After reporting to van der Meersch in the morning, Lumumba told the press the Minister would have talks with reluctant Congolese leaders to help him "surmount certain obstacles". The nationalist leader reaffirmed his earlier claims that he had "the necessary political majority to form a legal government." He added: "We want more, however. We want a government of national union."
Minister van der Meersch announced simultaneously that the Congolese Chamber and Senate would be convened for their first session on June 17.
Lumumba suffered a serious setback in his efforts to find a broad government coalition, June 15, when Abako - Lower Congo party - leader Joseph Kasavubu refused to see him. Kasavubu is reported to have set up an anti-Lumumba coalition with several other parties, claiming they control 78 of the 137 seats.
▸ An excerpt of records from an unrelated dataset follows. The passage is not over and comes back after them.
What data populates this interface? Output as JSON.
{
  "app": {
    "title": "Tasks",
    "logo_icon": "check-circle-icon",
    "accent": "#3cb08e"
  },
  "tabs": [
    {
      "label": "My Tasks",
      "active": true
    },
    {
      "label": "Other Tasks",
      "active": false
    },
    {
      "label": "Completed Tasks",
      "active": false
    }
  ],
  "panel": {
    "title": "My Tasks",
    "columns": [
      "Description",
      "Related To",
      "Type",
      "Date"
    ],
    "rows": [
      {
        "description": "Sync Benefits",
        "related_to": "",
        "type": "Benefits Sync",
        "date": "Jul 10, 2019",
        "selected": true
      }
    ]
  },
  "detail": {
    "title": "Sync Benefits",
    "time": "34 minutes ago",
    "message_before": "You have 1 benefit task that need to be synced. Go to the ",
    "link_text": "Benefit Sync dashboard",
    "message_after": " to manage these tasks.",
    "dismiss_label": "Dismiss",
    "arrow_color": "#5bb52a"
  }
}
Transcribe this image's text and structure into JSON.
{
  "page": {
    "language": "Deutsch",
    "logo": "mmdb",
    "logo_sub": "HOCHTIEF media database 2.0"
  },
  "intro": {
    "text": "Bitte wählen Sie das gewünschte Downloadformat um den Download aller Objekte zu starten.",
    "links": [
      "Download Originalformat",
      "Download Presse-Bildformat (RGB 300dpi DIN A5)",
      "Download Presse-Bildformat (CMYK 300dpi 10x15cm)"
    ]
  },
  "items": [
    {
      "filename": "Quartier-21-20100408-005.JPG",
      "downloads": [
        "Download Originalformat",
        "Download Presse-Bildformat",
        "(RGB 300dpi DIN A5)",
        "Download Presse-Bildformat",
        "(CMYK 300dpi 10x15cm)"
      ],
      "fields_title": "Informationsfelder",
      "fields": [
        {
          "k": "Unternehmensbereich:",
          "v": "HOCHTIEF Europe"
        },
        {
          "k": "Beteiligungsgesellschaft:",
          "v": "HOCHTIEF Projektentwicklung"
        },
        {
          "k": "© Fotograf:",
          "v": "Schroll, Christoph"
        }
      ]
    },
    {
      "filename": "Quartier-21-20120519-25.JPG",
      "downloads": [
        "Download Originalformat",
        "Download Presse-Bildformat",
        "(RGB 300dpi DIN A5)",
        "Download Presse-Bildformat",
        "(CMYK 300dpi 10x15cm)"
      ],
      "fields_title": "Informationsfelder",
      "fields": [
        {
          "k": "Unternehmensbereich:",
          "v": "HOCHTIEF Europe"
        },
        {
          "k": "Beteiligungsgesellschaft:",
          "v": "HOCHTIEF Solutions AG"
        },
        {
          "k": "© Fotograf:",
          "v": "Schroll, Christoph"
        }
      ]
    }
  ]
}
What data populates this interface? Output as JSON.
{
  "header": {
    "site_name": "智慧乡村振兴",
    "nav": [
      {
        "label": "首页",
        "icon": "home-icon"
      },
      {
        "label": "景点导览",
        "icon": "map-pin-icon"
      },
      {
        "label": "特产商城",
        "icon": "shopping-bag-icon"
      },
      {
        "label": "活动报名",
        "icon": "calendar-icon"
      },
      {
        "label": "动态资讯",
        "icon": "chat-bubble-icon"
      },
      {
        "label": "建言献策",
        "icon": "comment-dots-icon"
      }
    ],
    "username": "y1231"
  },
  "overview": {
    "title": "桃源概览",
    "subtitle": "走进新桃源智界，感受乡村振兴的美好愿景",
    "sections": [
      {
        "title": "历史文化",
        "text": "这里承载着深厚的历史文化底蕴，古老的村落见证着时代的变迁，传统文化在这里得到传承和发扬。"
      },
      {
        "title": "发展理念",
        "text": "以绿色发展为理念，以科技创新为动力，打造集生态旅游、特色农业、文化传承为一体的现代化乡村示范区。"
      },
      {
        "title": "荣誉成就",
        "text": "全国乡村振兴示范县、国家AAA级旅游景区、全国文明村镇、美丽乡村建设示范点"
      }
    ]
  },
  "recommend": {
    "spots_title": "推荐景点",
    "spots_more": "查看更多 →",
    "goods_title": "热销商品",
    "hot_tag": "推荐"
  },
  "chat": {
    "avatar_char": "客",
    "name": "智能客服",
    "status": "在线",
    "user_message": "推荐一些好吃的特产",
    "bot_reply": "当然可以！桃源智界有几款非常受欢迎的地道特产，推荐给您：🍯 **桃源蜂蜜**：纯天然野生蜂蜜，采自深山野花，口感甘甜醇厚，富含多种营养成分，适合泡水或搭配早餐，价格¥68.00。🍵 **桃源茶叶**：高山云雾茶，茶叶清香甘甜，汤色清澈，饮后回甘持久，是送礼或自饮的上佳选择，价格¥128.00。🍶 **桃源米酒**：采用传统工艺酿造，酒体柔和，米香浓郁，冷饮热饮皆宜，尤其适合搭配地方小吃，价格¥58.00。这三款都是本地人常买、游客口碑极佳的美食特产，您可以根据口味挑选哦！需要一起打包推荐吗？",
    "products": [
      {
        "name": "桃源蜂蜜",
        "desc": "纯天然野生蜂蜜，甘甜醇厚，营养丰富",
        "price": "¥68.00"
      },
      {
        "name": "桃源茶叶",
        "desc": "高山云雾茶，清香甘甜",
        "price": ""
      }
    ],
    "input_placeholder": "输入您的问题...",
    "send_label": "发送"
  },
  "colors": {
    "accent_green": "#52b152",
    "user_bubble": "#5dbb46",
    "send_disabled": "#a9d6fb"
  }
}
Abako is pursuing its drive for a Lower Congo state in a federal Congo. A recent party communique says Abako will fight for basic changes in the fundamental independence law. This law was approved by the Belgian Parliament earlier this year and provides for a unified Congo state, with provincial councils having only local authority.
At Elizabethville, in the southeast, Conakat leader Moise Tshombo is also fighting for federalism. His party wants a united Congo in which each state would remain sovereign.